Victims of violent crime are often unable to access financial compensation to offset the costs of victimization (e.g., medical, lost wages, funeral expenses) despite the massive amounts of money set aside for just that purpose. Currently, there is about $11 billion in the federal Crime Victims Fund (CVF). Less than 10 percent of this amount is allocated to state victim compensation programs. This report explores the funding mechanisms used by federal and state governments to compensate victims of crime and it describes the administrative and policy problems in these systems. The report offers several recommendations for improvement. States have their own methods for funding victim compensation, but a gradual increase in spending of CVF funds could address the need for compensation among thousands of crime victims who never receive any support from the existing system.
This report was prepared as part of the Research & Evaluation Center’s partnership with Justice Fellowship. The mission of Justice Fellowship is to reform the criminal justice system so communities are safer, victims are respected, and offenders are transformed.
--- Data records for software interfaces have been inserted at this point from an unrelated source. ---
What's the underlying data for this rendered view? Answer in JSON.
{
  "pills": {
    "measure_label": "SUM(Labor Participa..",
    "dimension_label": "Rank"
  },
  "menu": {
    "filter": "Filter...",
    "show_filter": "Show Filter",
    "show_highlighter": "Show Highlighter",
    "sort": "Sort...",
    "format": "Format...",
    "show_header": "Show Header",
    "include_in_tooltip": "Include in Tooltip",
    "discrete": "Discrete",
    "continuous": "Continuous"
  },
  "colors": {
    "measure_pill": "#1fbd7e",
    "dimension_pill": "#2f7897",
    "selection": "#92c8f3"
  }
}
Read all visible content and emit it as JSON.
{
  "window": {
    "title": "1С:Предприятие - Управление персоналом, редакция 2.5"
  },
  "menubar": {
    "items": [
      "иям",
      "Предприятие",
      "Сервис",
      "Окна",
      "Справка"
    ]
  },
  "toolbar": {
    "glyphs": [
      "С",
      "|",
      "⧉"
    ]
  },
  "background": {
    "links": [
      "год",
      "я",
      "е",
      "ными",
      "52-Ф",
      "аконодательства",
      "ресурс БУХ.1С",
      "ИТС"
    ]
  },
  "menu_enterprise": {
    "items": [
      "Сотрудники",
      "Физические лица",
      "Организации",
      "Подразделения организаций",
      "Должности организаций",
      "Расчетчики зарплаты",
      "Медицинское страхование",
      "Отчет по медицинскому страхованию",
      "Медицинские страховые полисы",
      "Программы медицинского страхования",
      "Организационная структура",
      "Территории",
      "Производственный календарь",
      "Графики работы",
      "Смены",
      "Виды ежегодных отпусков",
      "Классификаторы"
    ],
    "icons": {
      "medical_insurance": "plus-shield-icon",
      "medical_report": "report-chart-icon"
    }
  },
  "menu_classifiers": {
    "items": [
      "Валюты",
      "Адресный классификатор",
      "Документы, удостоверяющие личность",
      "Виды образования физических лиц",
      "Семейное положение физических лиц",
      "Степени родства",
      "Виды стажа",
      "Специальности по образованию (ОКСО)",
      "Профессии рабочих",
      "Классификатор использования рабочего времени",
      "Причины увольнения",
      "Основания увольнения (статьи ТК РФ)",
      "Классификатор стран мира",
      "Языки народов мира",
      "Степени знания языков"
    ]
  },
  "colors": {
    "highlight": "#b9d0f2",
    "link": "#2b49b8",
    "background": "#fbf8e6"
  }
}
Justice Fellowship operated as an independent organization until 2001, when it became a department within Prison Fellowship Ministries.